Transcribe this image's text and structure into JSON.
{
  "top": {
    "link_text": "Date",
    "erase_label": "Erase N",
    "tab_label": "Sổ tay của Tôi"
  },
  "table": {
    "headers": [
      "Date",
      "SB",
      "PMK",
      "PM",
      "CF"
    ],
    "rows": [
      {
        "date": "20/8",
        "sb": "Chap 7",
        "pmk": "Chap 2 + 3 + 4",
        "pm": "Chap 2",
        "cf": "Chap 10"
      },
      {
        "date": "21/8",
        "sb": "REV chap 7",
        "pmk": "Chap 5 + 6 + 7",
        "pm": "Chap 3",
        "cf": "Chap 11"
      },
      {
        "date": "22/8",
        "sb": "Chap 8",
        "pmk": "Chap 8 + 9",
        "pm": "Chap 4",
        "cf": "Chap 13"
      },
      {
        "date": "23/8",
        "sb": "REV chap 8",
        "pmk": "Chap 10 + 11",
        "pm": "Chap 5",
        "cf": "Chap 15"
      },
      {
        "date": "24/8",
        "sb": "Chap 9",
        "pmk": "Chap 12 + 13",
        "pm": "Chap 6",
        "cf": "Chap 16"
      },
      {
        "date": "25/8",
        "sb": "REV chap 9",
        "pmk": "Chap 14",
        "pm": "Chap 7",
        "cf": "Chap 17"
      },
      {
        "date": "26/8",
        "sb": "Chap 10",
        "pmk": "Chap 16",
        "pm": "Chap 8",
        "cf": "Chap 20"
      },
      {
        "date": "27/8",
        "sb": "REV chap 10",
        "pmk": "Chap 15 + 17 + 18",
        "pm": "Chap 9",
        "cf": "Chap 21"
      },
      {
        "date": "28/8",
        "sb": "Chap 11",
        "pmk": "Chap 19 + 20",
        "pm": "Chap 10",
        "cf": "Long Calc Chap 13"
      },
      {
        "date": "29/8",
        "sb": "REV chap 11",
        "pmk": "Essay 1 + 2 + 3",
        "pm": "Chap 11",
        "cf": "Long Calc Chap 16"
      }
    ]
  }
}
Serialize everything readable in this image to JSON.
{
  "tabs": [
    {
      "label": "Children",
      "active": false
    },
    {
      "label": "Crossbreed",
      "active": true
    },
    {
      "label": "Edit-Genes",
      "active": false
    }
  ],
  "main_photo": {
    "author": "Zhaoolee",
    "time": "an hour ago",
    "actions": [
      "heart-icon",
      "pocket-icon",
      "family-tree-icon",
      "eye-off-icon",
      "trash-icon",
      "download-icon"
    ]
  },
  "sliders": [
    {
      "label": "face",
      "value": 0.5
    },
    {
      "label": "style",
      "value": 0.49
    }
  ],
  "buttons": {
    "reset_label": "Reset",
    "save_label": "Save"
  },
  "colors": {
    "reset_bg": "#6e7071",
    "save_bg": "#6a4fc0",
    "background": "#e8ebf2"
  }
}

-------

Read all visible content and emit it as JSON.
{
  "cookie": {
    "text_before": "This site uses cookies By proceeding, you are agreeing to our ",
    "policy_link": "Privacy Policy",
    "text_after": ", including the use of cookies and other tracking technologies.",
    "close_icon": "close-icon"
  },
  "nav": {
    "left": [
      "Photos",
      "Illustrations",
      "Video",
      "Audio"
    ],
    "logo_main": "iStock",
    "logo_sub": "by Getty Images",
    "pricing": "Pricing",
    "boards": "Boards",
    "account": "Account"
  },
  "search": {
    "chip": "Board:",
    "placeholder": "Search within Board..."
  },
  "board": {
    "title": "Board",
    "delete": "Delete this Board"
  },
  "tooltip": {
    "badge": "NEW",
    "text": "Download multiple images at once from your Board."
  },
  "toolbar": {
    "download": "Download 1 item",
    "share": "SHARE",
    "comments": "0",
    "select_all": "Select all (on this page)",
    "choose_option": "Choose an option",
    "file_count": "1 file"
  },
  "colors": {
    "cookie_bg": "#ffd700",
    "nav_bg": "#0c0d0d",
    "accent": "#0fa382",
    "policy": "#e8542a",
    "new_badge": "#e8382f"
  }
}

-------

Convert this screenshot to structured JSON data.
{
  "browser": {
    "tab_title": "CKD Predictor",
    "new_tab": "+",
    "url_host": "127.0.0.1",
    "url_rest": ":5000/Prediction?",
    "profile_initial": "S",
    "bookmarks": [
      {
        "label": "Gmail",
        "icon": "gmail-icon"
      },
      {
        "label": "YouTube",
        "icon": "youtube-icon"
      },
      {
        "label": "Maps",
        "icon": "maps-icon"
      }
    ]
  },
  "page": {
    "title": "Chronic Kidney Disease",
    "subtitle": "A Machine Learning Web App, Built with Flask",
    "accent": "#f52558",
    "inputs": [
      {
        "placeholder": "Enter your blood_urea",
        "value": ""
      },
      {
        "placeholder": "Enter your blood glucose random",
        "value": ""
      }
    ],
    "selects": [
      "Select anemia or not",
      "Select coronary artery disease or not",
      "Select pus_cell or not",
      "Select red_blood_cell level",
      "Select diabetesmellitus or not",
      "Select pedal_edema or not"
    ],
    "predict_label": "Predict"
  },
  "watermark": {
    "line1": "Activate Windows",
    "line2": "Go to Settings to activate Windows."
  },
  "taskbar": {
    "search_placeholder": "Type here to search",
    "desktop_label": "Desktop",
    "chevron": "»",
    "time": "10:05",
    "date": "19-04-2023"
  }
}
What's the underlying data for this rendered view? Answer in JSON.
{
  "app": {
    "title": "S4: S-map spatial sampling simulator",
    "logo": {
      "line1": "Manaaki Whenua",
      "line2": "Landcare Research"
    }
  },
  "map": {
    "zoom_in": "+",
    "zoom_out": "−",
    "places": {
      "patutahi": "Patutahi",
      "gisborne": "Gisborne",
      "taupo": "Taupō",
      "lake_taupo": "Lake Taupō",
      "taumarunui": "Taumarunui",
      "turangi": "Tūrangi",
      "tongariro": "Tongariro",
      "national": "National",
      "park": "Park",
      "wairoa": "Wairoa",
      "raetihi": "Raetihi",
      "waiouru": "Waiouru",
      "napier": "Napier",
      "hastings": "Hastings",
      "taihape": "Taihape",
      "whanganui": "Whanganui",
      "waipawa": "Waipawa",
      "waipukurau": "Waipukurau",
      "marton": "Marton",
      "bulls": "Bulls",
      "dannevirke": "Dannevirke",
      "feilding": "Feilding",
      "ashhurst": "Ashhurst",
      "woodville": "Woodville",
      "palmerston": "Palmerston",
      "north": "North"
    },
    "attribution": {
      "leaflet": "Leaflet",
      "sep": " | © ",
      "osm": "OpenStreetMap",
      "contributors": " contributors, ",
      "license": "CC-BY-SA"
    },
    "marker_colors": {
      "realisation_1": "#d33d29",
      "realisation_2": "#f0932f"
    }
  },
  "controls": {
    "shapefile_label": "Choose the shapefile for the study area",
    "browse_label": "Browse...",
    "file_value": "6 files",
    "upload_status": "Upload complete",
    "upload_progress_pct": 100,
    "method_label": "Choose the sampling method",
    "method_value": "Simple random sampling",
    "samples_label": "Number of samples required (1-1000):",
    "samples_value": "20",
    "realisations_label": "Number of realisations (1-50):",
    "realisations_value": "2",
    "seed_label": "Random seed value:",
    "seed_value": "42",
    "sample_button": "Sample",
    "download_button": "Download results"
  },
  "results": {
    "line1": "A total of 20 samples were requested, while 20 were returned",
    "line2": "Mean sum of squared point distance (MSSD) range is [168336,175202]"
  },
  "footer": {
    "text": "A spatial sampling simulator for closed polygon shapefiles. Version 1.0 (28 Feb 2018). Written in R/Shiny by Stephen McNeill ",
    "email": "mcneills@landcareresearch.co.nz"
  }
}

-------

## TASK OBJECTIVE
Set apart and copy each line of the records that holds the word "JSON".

## RESULT FOR THIS EXERCISE
Transcribe this image's text and structure into JSON.
Serialize everything readable in this image to JSON.
Read all visible content and emit it as JSON.
Convert this screenshot to structured JSON data.
What's the underlying data for this rendered view? Answer in JSON.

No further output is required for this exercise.